◆ Exercise details: Could you filter the listing for lines with the word "Corresponding" and return them?
*-*-*
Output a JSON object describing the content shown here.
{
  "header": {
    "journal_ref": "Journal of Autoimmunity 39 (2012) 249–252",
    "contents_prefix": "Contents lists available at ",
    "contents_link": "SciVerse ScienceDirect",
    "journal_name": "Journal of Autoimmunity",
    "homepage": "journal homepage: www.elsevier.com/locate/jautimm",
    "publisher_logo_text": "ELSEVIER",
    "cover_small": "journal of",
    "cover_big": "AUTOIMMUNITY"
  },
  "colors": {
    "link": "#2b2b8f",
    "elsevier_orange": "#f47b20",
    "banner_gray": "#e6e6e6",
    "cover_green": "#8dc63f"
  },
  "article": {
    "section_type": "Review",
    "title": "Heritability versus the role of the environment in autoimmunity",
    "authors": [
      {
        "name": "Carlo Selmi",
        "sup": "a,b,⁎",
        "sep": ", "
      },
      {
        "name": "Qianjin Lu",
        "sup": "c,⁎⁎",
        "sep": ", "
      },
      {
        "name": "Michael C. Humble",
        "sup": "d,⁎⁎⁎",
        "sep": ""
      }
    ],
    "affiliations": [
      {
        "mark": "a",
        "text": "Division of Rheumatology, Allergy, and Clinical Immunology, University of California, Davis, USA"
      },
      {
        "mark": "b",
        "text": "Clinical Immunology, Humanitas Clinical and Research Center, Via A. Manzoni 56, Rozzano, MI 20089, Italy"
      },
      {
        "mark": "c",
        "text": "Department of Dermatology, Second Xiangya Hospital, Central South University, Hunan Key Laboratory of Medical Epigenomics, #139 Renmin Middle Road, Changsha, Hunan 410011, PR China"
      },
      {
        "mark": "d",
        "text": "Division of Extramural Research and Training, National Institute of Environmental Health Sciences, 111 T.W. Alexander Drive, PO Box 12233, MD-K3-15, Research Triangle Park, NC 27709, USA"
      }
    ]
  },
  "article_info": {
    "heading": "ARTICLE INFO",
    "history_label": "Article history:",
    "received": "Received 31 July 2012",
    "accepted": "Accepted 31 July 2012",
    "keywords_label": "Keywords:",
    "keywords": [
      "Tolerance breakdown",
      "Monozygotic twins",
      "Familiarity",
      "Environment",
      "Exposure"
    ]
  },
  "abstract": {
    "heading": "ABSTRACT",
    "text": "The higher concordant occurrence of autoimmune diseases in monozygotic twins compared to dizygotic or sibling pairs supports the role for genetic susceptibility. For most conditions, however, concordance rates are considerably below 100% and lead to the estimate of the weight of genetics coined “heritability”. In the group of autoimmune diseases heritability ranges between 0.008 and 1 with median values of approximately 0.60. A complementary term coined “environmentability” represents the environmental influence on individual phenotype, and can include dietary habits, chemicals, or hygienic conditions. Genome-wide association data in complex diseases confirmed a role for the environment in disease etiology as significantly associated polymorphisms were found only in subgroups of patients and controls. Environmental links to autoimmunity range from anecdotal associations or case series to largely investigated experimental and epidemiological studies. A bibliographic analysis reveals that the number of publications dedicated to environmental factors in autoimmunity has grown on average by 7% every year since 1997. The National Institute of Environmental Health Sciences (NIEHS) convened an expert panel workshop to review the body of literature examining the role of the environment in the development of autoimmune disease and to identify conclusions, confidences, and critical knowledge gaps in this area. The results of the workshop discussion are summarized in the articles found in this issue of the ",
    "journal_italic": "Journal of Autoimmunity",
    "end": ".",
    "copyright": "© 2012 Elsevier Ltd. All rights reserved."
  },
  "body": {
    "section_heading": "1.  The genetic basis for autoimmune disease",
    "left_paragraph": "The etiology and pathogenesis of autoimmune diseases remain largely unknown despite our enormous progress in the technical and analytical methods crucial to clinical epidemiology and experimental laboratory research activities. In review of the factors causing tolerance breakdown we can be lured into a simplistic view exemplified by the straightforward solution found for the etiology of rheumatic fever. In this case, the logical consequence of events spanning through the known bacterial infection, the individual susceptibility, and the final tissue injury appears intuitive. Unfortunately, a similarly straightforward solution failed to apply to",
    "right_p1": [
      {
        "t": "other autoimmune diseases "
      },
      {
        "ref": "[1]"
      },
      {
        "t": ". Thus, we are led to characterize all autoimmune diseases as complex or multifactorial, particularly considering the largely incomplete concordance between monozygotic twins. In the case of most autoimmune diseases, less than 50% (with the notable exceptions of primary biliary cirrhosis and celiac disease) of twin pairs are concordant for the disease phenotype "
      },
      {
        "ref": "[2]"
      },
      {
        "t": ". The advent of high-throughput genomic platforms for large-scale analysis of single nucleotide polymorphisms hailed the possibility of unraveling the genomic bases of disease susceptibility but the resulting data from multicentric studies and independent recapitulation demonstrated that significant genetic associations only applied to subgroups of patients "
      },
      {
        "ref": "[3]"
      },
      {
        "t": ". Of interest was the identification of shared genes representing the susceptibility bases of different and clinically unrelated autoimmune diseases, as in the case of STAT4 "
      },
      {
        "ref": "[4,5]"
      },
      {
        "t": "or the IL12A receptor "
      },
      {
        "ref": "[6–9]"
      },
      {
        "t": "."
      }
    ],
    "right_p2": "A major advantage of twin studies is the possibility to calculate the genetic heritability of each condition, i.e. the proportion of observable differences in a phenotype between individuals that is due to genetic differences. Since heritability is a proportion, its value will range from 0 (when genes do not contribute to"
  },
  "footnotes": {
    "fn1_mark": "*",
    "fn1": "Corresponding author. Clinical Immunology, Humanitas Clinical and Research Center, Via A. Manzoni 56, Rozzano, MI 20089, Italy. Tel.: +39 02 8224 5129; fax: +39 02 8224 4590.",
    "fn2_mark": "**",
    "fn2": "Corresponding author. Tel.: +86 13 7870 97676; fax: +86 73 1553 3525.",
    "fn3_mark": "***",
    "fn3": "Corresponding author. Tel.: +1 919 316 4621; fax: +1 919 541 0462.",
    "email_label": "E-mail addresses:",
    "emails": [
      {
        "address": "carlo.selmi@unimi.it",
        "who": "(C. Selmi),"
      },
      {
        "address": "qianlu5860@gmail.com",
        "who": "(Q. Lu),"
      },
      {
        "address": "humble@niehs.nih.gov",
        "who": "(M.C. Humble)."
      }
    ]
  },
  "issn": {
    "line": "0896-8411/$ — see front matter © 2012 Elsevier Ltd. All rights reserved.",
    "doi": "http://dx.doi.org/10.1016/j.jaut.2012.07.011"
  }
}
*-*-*
◆ Result for this task:
    "fn1": "Corresponding author. Clinical Immunology, Humanitas Clinical and Research Center, Via A. Manzoni 56, Rozzano, MI 20089, Italy. Tel.: +39 02 8224 5129; fax: +39 02 8224 4590.",
    "fn2": "Corresponding author. Tel.: +86 13 7870 97676; fax: +86 73 1553 3525.",
    "fn3": "Corresponding author. Tel.: +1 919 316 4621; fax: +1 919 541 0462.",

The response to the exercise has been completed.